Tributes have been paid to Dame Olivia Newton, whose pop career began in West Hampstead.

The singer died “peacefully” in California on Monday, aged 73, husband John Easterling announced.

Dame Olivia is best known for playing Sandy in the film Grease, as well as for campaigning on animal rights and environmental issues, and on breast cancer, with which she was first diagnosed in 1992.

Dame Olivia was born in Cambridge in 1948 to Welshman Professor Brin Newton-John and his German-born wife Irene, who was the daughter of Nobel Prize-winning physicist Max Born. The family moved to Australia, while she was a young child.

In the mid-1960s she moved to London, living at Dennington Park Road in West Hampstead.

Her debut single in 1966, Till You Say You'll Be Mine, written by Jackie DeShannon was recorded at Decca Studios and released by the label as the prize for winning the Australian television talent competition Sing, Sing, Sing.

For several years, Dame Olivia was in a relationship with The Shadows' Bruce Welch, living in London, including for a time in Vane Close, overlooking Hampstead High Street.

The one-off Decca single did not chart, and it was not until 1971 that success came with a cover of Bob Dylan's If Not For You.

Ham & High: Olivia Newton-John in Brighton, where she was rehearsing for the Eurovision Song Contest in 1974Olivia Newton-John in Brighton, where she was rehearsing for the Eurovision Song Contest in 1974 (Image: PA Wire/PA Images)

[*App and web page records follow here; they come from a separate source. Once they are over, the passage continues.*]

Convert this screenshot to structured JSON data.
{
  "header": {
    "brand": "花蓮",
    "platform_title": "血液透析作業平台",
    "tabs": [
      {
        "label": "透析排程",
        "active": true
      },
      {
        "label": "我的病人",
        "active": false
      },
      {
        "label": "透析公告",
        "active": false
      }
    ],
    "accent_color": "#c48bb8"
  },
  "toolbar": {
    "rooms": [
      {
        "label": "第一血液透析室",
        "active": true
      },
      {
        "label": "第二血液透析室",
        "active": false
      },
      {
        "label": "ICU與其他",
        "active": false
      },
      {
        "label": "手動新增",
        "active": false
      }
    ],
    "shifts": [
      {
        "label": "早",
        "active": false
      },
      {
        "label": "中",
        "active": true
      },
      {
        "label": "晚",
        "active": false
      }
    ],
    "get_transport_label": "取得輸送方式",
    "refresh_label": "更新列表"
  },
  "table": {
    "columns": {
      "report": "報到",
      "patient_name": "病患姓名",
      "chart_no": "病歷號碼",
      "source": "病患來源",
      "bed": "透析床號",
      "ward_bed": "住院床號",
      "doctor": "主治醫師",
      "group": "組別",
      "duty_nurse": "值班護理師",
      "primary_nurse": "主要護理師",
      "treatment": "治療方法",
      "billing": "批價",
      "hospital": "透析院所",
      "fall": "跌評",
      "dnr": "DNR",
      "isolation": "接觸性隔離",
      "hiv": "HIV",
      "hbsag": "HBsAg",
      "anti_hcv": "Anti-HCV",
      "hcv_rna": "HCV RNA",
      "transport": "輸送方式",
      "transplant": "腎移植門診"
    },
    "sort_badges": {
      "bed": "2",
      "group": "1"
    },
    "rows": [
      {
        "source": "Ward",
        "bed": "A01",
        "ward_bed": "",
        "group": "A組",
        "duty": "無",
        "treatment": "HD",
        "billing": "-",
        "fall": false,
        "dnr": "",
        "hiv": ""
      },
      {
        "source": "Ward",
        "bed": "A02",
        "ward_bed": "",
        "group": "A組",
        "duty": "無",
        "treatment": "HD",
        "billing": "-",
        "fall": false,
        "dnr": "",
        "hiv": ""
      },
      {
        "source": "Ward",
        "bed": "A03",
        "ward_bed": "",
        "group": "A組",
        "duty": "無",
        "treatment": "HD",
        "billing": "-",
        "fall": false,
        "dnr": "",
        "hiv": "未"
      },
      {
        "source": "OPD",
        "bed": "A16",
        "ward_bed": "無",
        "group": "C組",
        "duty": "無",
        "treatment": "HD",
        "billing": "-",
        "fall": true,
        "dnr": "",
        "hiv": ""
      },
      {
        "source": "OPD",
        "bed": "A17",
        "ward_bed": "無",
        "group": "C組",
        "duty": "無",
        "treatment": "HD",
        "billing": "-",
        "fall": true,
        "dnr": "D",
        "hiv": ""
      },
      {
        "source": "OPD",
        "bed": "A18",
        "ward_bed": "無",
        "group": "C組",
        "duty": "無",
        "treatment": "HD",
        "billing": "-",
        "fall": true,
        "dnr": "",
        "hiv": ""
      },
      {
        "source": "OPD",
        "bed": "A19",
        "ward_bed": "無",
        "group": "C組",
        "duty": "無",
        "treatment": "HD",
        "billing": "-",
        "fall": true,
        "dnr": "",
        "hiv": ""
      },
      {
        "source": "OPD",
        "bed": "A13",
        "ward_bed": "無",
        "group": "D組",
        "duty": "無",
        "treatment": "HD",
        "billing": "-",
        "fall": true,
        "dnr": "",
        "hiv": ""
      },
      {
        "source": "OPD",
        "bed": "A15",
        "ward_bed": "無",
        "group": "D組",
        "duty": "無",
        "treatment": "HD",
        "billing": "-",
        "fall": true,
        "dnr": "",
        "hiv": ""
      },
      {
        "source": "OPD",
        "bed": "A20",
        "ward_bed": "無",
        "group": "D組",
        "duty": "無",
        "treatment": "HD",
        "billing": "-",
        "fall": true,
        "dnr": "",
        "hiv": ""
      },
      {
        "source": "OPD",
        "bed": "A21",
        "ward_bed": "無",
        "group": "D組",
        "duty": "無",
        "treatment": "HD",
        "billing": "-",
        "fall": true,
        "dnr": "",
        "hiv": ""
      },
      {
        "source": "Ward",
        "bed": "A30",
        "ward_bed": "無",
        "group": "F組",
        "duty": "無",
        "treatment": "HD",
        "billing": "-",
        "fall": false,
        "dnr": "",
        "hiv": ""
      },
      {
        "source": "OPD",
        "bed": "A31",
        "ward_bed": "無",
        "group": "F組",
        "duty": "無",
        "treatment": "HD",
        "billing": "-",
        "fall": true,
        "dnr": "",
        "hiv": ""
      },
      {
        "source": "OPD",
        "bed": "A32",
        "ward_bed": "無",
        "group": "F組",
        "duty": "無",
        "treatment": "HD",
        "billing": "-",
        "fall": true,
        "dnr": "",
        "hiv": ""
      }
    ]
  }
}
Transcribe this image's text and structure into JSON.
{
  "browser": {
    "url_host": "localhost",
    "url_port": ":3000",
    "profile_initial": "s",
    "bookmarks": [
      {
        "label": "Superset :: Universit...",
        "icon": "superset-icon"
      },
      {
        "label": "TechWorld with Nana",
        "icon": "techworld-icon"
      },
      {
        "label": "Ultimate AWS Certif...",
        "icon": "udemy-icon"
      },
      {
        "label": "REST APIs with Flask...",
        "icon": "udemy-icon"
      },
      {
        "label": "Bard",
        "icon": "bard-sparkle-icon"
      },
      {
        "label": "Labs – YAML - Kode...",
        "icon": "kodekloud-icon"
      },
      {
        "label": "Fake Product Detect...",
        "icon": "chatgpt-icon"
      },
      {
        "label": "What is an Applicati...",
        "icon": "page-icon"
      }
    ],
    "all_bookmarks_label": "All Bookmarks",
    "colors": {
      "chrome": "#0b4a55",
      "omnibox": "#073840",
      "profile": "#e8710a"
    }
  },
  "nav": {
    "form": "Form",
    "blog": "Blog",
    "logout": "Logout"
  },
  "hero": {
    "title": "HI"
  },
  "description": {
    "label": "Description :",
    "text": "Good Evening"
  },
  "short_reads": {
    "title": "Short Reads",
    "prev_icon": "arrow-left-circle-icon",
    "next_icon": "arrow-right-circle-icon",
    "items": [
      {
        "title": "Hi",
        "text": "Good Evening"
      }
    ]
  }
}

Superstardom arrived in 1978 with Grease, and its huge-selling soundtrack.

John Travolta wrote on Monday that Dame Olivia "made all of our lives so much better".

The cast of Grease the musical, currently at the Dominion Theatre in the West End paid tribute, with Olivia Moore, who plays Sandy, saying she heard the news during the interval and told the audience after the show.

Dame Olivia became a prominent breast cancer campaigner, after being given the first of three cancer diagnoses in 1992. Following her initial battle with the disease, she had a partial mastectomy and reconstruction. Further cancer diagnoses followed in 2013 and 2018, when the singer said she was treating the illness “naturally” and was using cannabis oil for the pain.

Mr Easterling said in an Instagram post: “Olivia has been a symbol of triumphs and hope for over 30 years sharing her journey with breast cancer.

“Her healing inspiration and pioneering experience with plant medicine continues with the Olivia Newton-John Foundation Fund, dedicated to researching plant medicine and cancer.”

She is survived by her husband and her daughter.